8 Killed in Attack on Sufi Gathering
KARACHI, Pakistan — Gunmen threw grenades at a Sufi Islamic religious gathering on Sunday in the port city of Karachi and then opened fire on the people assembled to offer prayers, killing eight, officials said. Eight others were wounded in the attack, said Aftab Chanur, an official at a hospital where the injured were taken.
The four gunmen, who were on motorcycles, first lobbed grenades at a building where a Sufi cleric was receiving his followers, then raked it with automatic fire, said Javed Odho, a police official.
He said women and children were among the dead and wounded. Pakistan is 95 percent Muslim, and the majority are Sunnis.
Sufism is a mystical branch of Islam. But Sufi shrines and followers have come under attack from Sunni militants who do not consider them to be true Muslims.
No one claimed responsibility for the attack. But suspicion is likely to fall on the Pakistani Taliban or their affiliated sectarian groups, which follow a strict interpretation of Islam that considers many other Muslims, like Sufis or minority Shiites, to be heretics. In recent years, militants have often attacked shrines, which they consider to be sacrilegious.
In January, militants killed six people at the shrine of a Sufi saint in Karachi. After that attack, militants threatened the cleric whose gathering was attacked Sunday, telling him he should close down the house of worship where he receives his followers, Mr. Odho said.
Karachi is a fast-growing city in southern Pakistan with an estimated 18 million residents. It has often been plagued by political, religious and sectarian violence.
Correction: February 10, 2014

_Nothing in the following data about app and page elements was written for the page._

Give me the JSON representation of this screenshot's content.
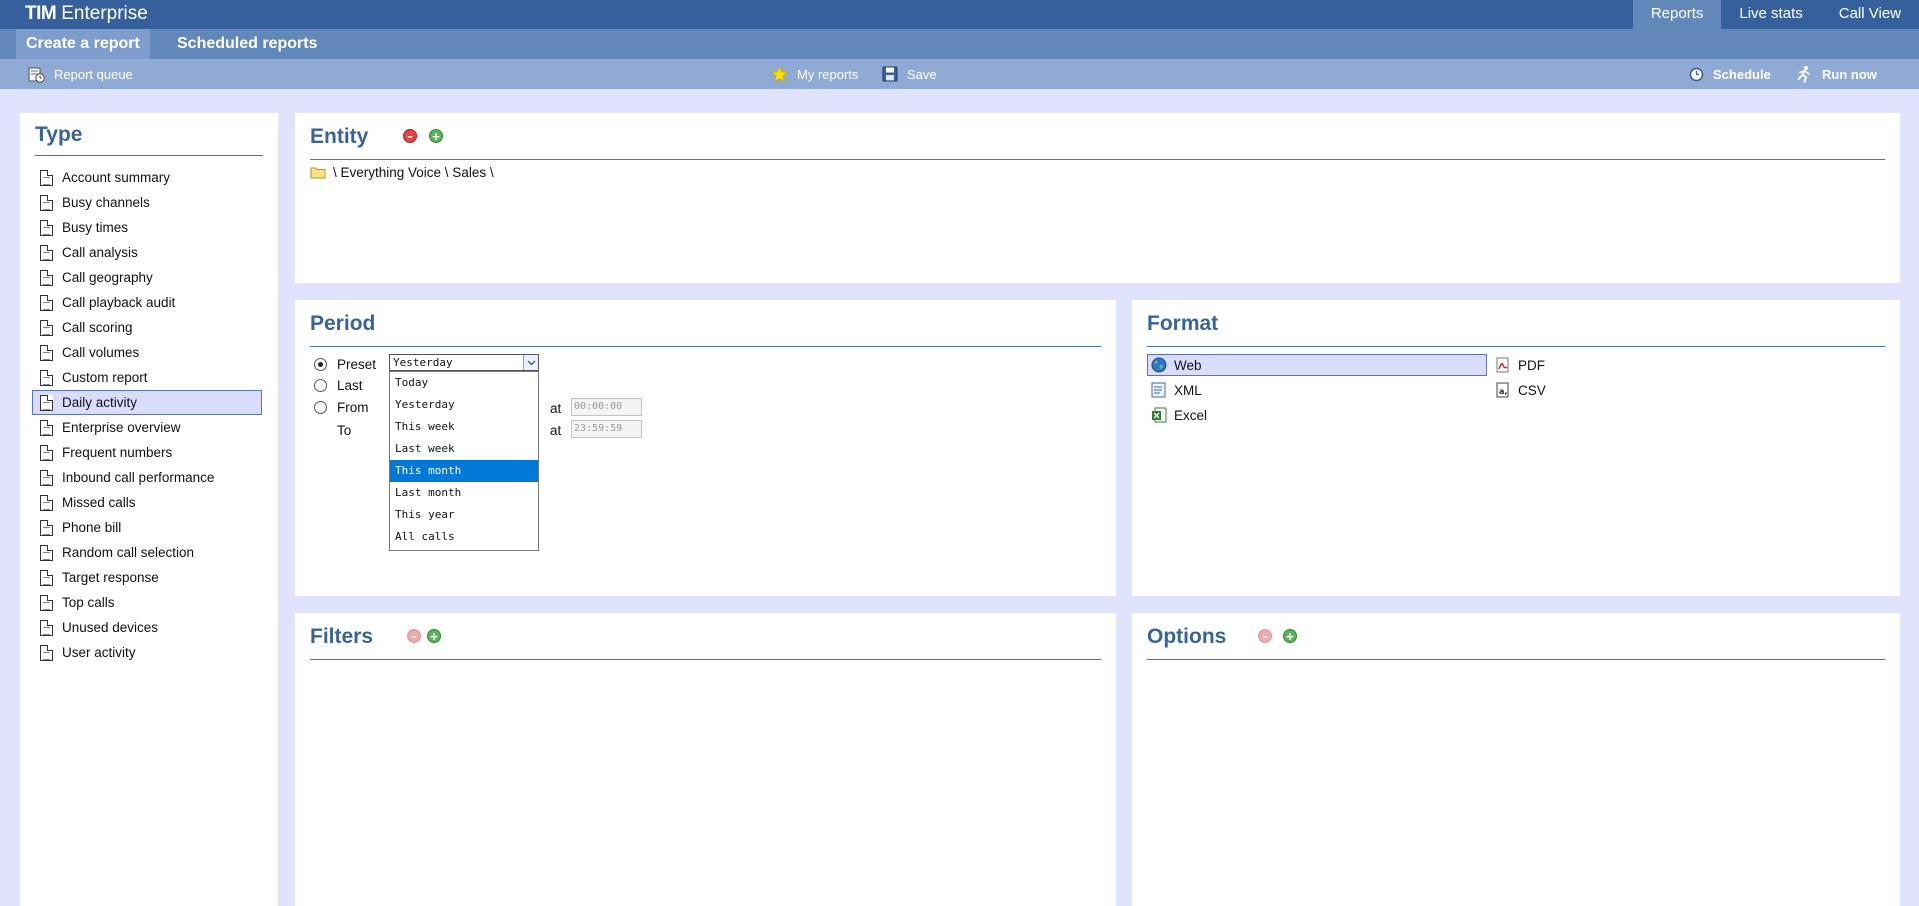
{
  "brand": {
    "strong": "TIM",
    "light": "Enterprise"
  },
  "topnav": [
    "Reports",
    "Live stats",
    "Call View"
  ],
  "tabs": {
    "active": "Create a report",
    "inactive": "Scheduled reports"
  },
  "toolbar": {
    "report_queue": "Report queue",
    "my_reports": "My reports",
    "save": "Save",
    "schedule": "Schedule",
    "run_now": "Run now"
  },
  "type_panel": {
    "title": "Type",
    "selected": "Daily activity",
    "items": [
      "Account summary",
      "Busy channels",
      "Busy times",
      "Call analysis",
      "Call geography",
      "Call playback audit",
      "Call scoring",
      "Call volumes",
      "Custom report",
      "Daily activity",
      "Enterprise overview",
      "Frequent numbers",
      "Inbound call performance",
      "Missed calls",
      "Phone bill",
      "Random call selection",
      "Target response",
      "Top calls",
      "Unused devices",
      "User activity"
    ]
  },
  "entity_panel": {
    "title": "Entity",
    "path": "\\ Everything Voice \\ Sales \\"
  },
  "period_panel": {
    "title": "Period",
    "labels": {
      "preset": "Preset",
      "last": "Last",
      "from": "From",
      "to": "To",
      "at": "at"
    },
    "preset_value": "Yesterday",
    "options": [
      "Today",
      "Yesterday",
      "This week",
      "Last week",
      "This month",
      "Last month",
      "This year",
      "All calls"
    ],
    "highlighted_option": "This month",
    "from_time": "00:00:00",
    "to_time": "23:59:59"
  },
  "format_panel": {
    "title": "Format",
    "selected": "Web",
    "items": {
      "web": "Web",
      "pdf": "PDF",
      "xml": "XML",
      "csv": "CSV",
      "excel": "Excel"
    }
  },
  "filters_panel": {
    "title": "Filters"
  },
  "options_panel": {
    "title": "Options"
  },
  "colors": {
    "topbar": "#36609c",
    "tabbar": "#6288ba",
    "toolbar": "#90aad6",
    "background": "#e1e2fe",
    "title": "#3a6497",
    "selection": "#dadcfd",
    "dropdown_highlight": "#0078d7"
  }
}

An earlier version of this article misidentified the branch of Islam practiced by the majority of people in Pakistan. Most are Sunnis, not Sufis.